WHAT YOU NEED TO DO - Scan the data below and pick out the lines containing the word "this".

(Stored data entries)
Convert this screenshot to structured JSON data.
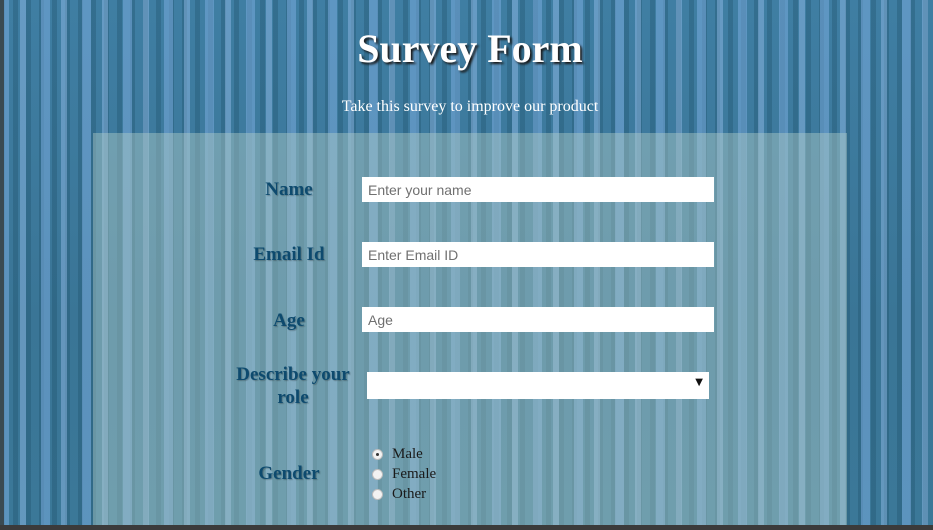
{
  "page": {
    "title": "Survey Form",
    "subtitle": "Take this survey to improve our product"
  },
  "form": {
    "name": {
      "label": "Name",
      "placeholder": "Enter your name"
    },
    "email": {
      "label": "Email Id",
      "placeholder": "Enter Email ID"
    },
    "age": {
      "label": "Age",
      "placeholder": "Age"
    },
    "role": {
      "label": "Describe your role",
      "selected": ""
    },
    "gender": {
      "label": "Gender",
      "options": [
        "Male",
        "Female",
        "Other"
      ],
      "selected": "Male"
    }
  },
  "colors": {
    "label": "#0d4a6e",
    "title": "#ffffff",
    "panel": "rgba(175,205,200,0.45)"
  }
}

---

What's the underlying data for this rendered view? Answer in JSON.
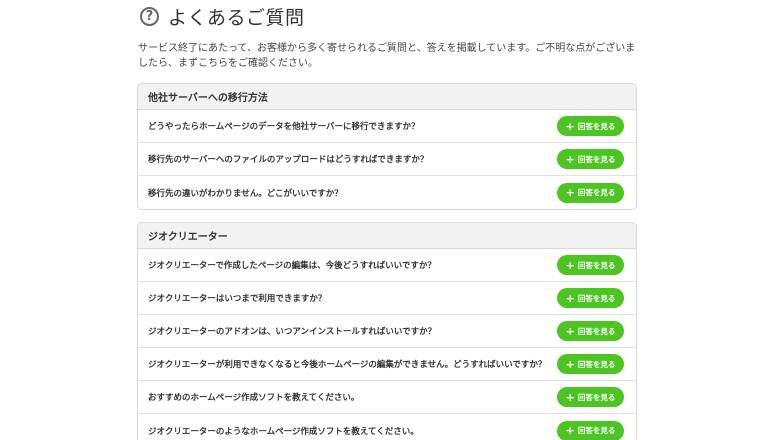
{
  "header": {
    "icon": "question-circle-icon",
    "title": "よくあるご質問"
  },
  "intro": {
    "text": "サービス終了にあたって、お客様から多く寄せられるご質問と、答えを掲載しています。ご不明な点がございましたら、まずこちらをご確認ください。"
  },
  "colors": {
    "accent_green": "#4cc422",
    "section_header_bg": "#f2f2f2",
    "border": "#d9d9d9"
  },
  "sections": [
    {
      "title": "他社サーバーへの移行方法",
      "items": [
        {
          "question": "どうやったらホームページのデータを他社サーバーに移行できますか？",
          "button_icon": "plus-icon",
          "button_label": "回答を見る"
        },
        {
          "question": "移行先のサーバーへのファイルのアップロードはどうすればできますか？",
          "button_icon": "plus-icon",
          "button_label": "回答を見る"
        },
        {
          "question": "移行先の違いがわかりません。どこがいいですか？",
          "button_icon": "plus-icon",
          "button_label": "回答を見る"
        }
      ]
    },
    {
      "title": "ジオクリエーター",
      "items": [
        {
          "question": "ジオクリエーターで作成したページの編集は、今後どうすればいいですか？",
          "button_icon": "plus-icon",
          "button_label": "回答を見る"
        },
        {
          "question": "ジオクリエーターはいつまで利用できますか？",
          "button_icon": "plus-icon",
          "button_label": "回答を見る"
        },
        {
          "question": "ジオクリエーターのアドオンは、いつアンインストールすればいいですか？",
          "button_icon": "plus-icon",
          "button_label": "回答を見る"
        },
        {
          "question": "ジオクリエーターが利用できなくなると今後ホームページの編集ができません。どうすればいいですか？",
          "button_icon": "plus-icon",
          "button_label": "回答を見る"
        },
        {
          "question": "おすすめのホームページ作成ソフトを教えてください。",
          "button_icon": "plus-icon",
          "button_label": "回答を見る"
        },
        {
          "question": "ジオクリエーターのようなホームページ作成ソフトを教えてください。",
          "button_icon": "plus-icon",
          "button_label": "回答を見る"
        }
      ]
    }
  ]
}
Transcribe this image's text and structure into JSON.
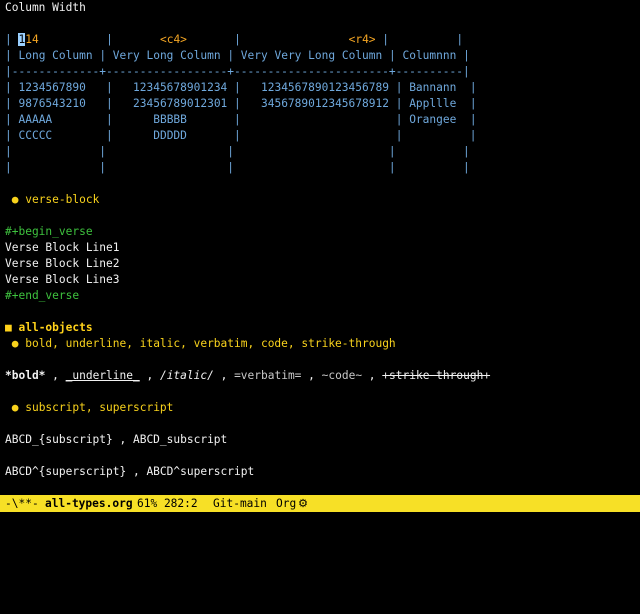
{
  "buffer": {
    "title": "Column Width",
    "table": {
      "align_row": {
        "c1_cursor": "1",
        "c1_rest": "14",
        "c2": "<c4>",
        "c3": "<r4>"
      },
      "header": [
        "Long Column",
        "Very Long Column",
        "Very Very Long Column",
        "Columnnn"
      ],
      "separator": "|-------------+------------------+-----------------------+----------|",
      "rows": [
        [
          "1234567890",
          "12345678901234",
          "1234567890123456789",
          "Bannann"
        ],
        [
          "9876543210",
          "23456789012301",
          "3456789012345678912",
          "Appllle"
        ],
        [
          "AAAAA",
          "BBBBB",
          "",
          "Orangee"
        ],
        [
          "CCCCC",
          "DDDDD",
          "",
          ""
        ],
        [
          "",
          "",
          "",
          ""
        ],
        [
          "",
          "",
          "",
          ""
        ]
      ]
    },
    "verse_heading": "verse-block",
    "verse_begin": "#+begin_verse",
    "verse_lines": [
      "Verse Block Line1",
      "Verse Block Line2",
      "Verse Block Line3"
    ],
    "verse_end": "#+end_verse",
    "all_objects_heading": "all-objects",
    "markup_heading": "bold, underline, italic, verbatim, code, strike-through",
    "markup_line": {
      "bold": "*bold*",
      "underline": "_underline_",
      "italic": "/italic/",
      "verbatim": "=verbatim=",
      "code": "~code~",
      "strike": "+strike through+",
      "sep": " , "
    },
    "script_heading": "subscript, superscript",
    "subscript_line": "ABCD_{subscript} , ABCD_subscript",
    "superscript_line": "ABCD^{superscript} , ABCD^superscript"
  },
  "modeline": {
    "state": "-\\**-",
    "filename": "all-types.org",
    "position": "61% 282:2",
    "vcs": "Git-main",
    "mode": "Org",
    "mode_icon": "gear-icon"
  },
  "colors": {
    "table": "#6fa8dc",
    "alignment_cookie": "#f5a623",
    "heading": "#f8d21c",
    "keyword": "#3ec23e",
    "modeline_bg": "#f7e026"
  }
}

TASK SOLUTION -
Convert this screenshot to structured JSON data.
    "subtitle": "Take this survey to improve our product"
What's the underlying data for this rendered view? Answer in JSON.
Transcribe this image's text and structure into JSON.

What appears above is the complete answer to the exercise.